Charlyne: Oh, yeah.
Nick: It involved a paper mache heart…
Charlyne: Yeah, it would have happened right after we broke up. You’d see the heart cut in half, and one half turns into him and one half turns into me.
Nick: That section of the film was one of the most difficult to get right.
We talked a bit about doing the interviews, and how much Charlyne enjoyed that part of the process, and I mentioned one interview in particular where it’s her versus an entire playground full of smart precocious kids with their own views on love.
Charlyne: That’s so weird, because it’s real, but it’s also fake because [Jake] ended up coming in and chiming in about my “boyfriend,” which I did not expect at all.

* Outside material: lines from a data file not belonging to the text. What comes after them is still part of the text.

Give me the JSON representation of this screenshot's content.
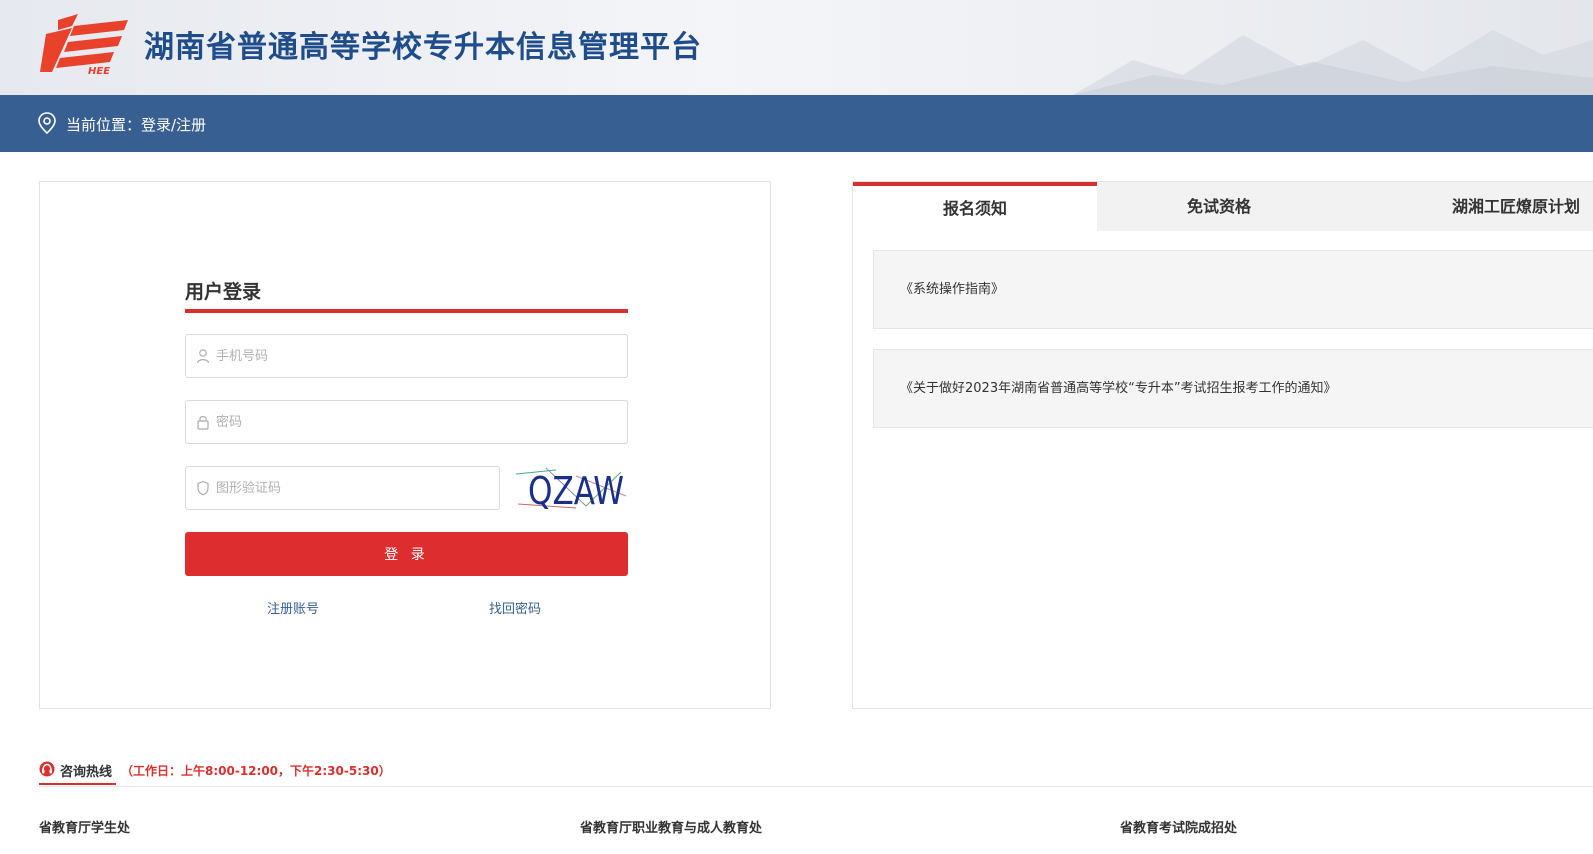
{
  "header": {
    "logo_text": "HEE",
    "site_title": "湖南省普通高等学校专升本信息管理平台"
  },
  "breadcrumb": {
    "text": "当前位置：登录/注册"
  },
  "login": {
    "title": "用户登录",
    "phone_placeholder": "手机号码",
    "password_placeholder": "密码",
    "captcha_placeholder": "图形验证码",
    "captcha_text": "QZAW",
    "submit_label": "登 录",
    "register_link": "注册账号",
    "recover_link": "找回密码"
  },
  "notices": {
    "tabs": [
      {
        "label": "报名须知",
        "active": true
      },
      {
        "label": "免试资格",
        "active": false
      },
      {
        "label": "湖湘工匠燎原计划",
        "active": false
      }
    ],
    "items": [
      {
        "text": "《系统操作指南》"
      },
      {
        "text": "《关于做好2023年湖南省普通高等学校“专升本”考试招生报考工作的通知》"
      }
    ]
  },
  "footer": {
    "hotline_label": "咨询热线",
    "hotline_hours": "（工作日：上午8:00-12:00，下午2:30-5:30）",
    "departments": [
      {
        "name": "省教育厅学生处"
      },
      {
        "name": "省教育厅职业教育与成人教育处"
      },
      {
        "name": "省教育考试院成招处"
      }
    ]
  },
  "colors": {
    "brand_blue": "#375f91",
    "title_blue": "#1f4c8a",
    "accent_red": "#dd2d2f"
  },
  "icons": [
    "location-pin-icon",
    "user-icon",
    "lock-icon",
    "shield-icon",
    "hotline-icon"
  ]
}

Jake: Well, that’s a case where… when we started, I would just sort of hang back, but sometimes, Nick wanted me to introduce myself as Nick to the subjects, like when we did the Elvis interviews in Vegas. But the problem with that is that I’m not a director, and there’s a lot of camera stuff I don’t know. There was this great shot of Elvis as it was going towards him…
Nick: A dolly shot.

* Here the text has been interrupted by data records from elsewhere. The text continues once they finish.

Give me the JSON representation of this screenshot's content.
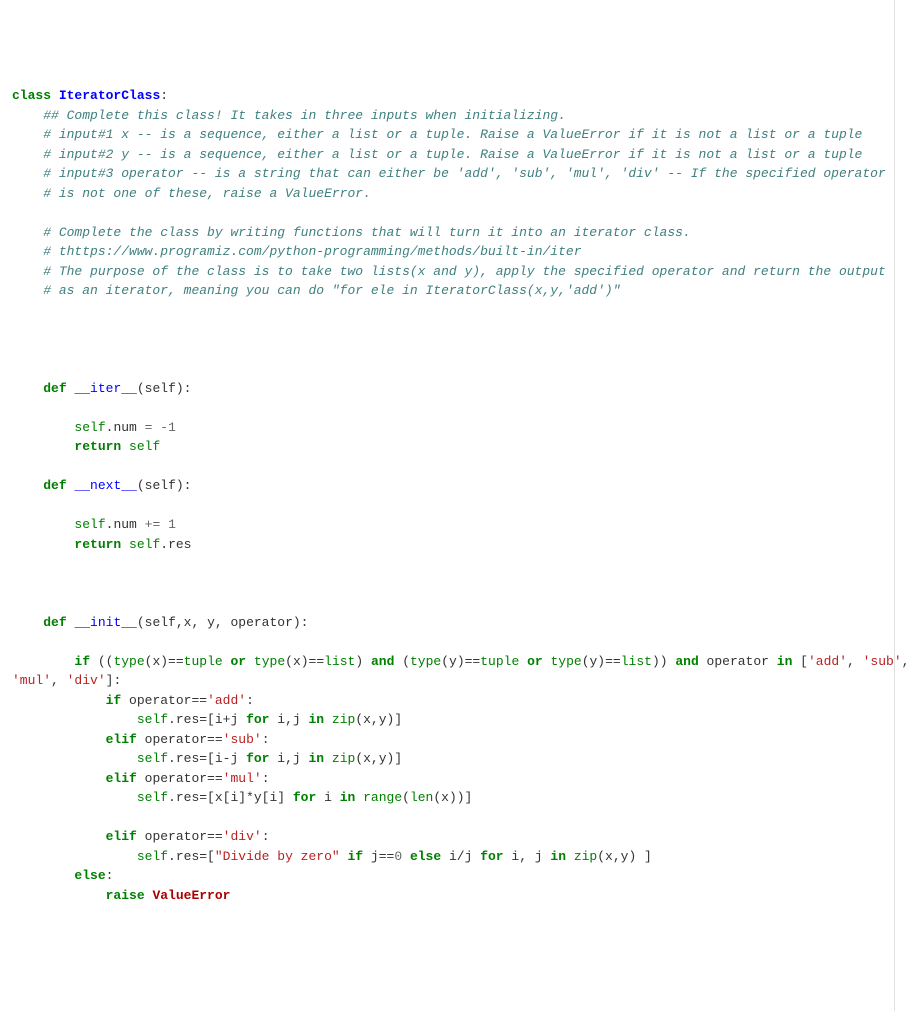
{
  "l1a": "class",
  "l1b": "IteratorClass",
  "l1c": ":",
  "l2": "## Complete this class! It takes in three inputs when initializing.",
  "l3": "# input#1 x -- is a sequence, either a list or a tuple. Raise a ValueError if it is not a list or a tuple",
  "l4": "# input#2 y -- is a sequence, either a list or a tuple. Raise a ValueError if it is not a list or a tuple",
  "l5": "# input#3 operator -- is a string that can either be 'add', 'sub', 'mul', 'div' -- If the specified operator",
  "l6": "# is not one of these, raise a ValueError.",
  "l7": "# Complete the class by writing functions that will turn it into an iterator class.",
  "l8": "# thttps://www.programiz.com/python-programming/methods/built-in/iter",
  "l9": "# The purpose of the class is to take two lists(x and y), apply the specified operator and return the output",
  "l10": "# as an iterator, meaning you can do \"for ele in IteratorClass(x,y,'add')\"",
  "def": "def",
  "iter_name": "__iter__",
  "next_name": "__next__",
  "init_name": "__init__",
  "self_lbl": "self",
  "return": "return",
  "if": "if",
  "elif": "elif",
  "else": "else",
  "for": "for",
  "in": "in",
  "or": "or",
  "and": "and",
  "raise": "raise",
  "type": "type",
  "tuple": "tuple",
  "list": "list",
  "range": "range",
  "len": "len",
  "zip": "zip",
  "num_m1": "1",
  "num_1": "1",
  "num_0": "0",
  "s_add": "'add'",
  "s_sub": "'sub'",
  "s_mul": "'mul'",
  "s_div": "'div'",
  "s_dbz": "\"Divide by zero\"",
  "verr": "ValueError",
  "p_self": "(self):",
  "p_init": "(self,x, y, operator):",
  "txt_selfnum": ".num ",
  "txt_dot_res": ".res",
  "txt_eq_m": "= -",
  "txt_pe": "+= ",
  "txt_dotres_eq": ".res=[i+j ",
  "txt_dot_res_eq_sub": ".res=[i-j ",
  "txt_dot_res_eq_mul": ".res=[x[i]*y[i] ",
  "txt_dot_res_eq_div": ".res=[",
  "txt_ij": " i,j ",
  "txt_ij2": " i, j ",
  "txt_i": " i ",
  "txt_zip_xy": "(x,y)]",
  "txt_zip_xy2": "(x,y) ]",
  "txt_range_len": "(x))]",
  "txt_if_j0": " j==",
  "txt_else_ij": " i/j ",
  "txt_operator_eq": " operator==",
  "txt_operator_in": " operator ",
  "txt_li_open": " [",
  "txt_comma": ", ",
  "txt_close_colon": "]:",
  "txt_type_x": "(x)==",
  "txt_type_y": "(y)==",
  "txt_open2": " ((",
  "txt_close2": ")) ",
  "txt_open1": " (",
  "txt_close1": ") ",
  "txt_colon": ":",
  "txt_open_paren": "("
}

Jake: Right. This great dolly shot, and Elvis kept going, “Okay, man, let’s get this going.” And I didn’t know what to do. I’d be like, “Oh, definitely.” We finally decided that Nick was the D.P. and he was just a little more talkative than normal. But we had to, because someone was asking me a question, and what do you say? “I’m the director, but let me go ask that guy over there.”

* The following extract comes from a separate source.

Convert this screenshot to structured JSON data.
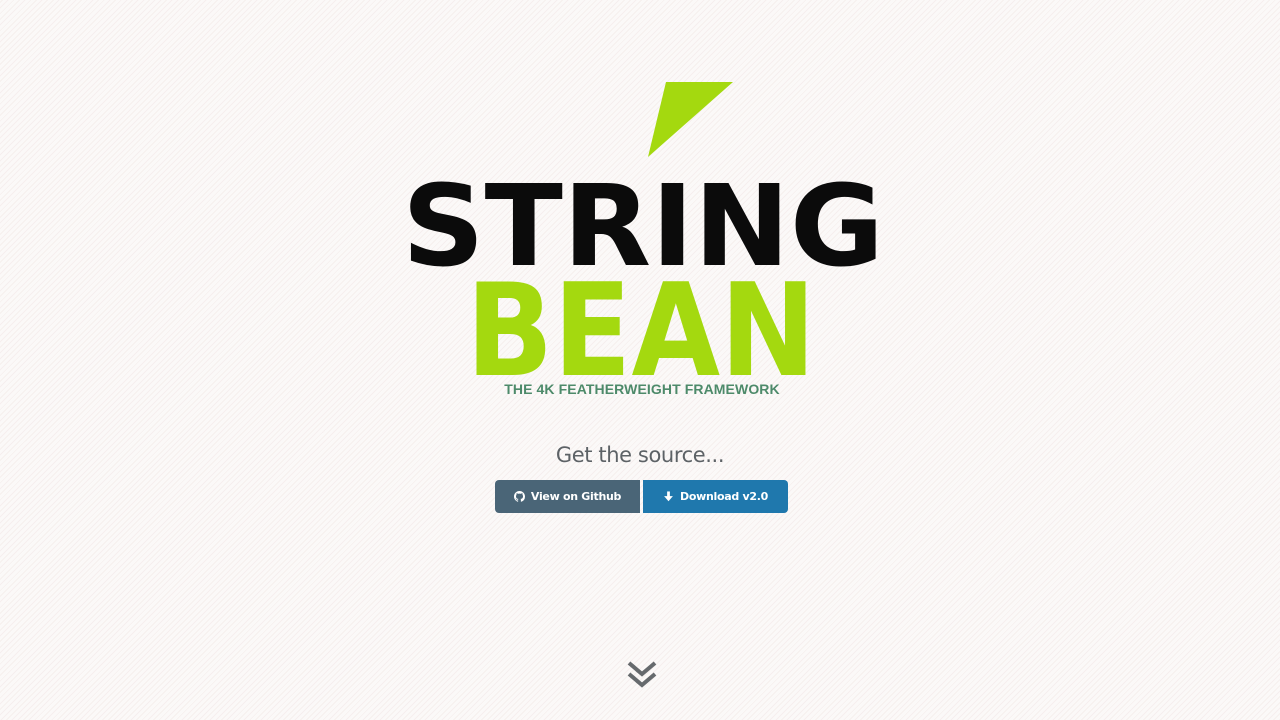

Drew: The kids really embraced you, though.
Charlyne: They were great.
Nick: We had set up for some of the kids to be there, but others just showed up, and it ended up being this very spontaneous thing.
Charlyne: It’s scary, because you want to find a way to get these kids to trust you, but I’m bigger than them…
Nick: Not really. Not by much.
Charlyne: But Nick just told me to jump in there and start playing with them, and they tackled me and wanted to beat me up, and they just sort of accepted me.
Nick: One of the kids actually took the mic and started to interview our crew about love at one point.
I had to derail the “Paper Heart” talk for a bit to ask Michael Cera about working on “Scott Pilgrim” in Toronto, where he’s from.
Michael: I can’t wait. It’s very exciting. I haven’t really shot there since I was 12.
Drew: I’m excited about that film, and more so every day as the cast list comes together. I know Edgar’s already up there and getting ready. It’s a challenge, though. I mean, as much as I feel like the Michael in “Paper Heart” is the closest thing I’ve seen onscreen so far to the real Michael, the one I’ve met and spoken with… Scott’s very different than you are.
Michael: Yeah. Definitely.
Drew: Are you in fight training now?
Everyone on Michael’s side of the table laughs uproariously at the question as Michael shakes his head.
Drew: I met the fight coordinator when he was still on “Kick-Ass,” but it sounded like he had some plans for you. That’s a serious dude.
Michael: Yeah. Brad. I made it very clear to him what I am not capable of, and what I don’t think I’ll ever be capable of.
We talked a little more about their hopes for distributors, and as the conversation wound down into just casual joking around and small talk, I was struck again by what a warm, genuine group of people they are.
“Paper Heart” was financed by Anchor Bay, so you’ll definitely get a chance to eventually see it on DVD, but I hope a distributor grabs it for theatrical release as well. It’s not as slick or as commercial and ready-to-sell as something like “500 Days Of Summer,” but that’s exactly why I responded to “Paper Heart” as much as I did. It feels handmade, authentic, and the questions Charlyne wrestles with are common questions. It’s a special film, and I’m glad I took the time to sit down with them in the midst of the hectic pace of the festival.